Much has been said about the fairness of development in South Lake Union. Based on the reasons given above, I believe Council should acknowledge that one of the most effective ways to maximize fairness and equity is to ensure that regulations do not create barriers to the production housing supply, or cause an increase in the cost of producing buildings. Because in the end, restricting housing supply and increasing its cost will disproportionately punish those on the lower end of the income spectrum. (Not to mention that property taxes from new development help fund services for the less fortunate.) And every time restricted supply and the resultant high prices in urban centers causes more development to occur on the urban fringe instead, everybody loses for decades to come. Furthermore, Council should also recognize that not only is it counterproductive to overly burden new private development with the provision of public benefits such as affordable housing, it is also unfair. The burden of providing public benefits should fall on the City as a whole, including current property owners. It makes no sense at all to concentrate the burden on productive pursuits such as high density development that is a major public benefit in itself. Lastly, proponents argue that developer fees are fair because the financial hit gets passed on to a decrease in land price and therefore doesn’t impact the cost of building production. This may be true under ideal conditions, but in the real world it is exceedingly difficult to impose an incentive program that doesn’t encumber development. Given all that is to be gained from high density development in South Lake Union, it would be prudent for Council to err on the conservative side with developer fees so as to avoid the risk of compromising critical local and regional sustainable development goals.

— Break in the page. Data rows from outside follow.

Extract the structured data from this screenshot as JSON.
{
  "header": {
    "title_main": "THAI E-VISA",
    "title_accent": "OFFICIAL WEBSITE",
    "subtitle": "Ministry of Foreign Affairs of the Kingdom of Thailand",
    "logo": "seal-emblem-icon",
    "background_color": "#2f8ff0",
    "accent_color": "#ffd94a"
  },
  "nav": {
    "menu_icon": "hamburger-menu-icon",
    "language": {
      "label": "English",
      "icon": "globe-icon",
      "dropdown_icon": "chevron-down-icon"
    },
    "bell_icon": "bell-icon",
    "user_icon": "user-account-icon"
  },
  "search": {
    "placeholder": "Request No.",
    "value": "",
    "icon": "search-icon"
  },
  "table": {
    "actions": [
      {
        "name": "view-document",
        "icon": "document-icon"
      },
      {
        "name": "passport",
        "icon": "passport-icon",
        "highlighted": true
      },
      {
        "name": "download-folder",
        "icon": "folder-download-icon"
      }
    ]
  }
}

The proposed rezone includes developer incentive fees based on thorough due diligence and City precedents. Increasing fees and requirements runs the risk of doing more harm than good. Additional encumbrances and delays on development in South Lake Union will only lead to aggravated affordability problems in Seattle, and yet more 100-year decisions that yield unsustainable development on the low-density, urban fringe. The provision of public benefits is a important issue, but it deserves a much broader policy approach that the City should address independent of the South Lake Union rezone. For the good of the City, the region, and the planet, Council should approve the South Lake Union rezone as proposed, without further amendments and without further delay.


Dan Bertolet

Seattle resident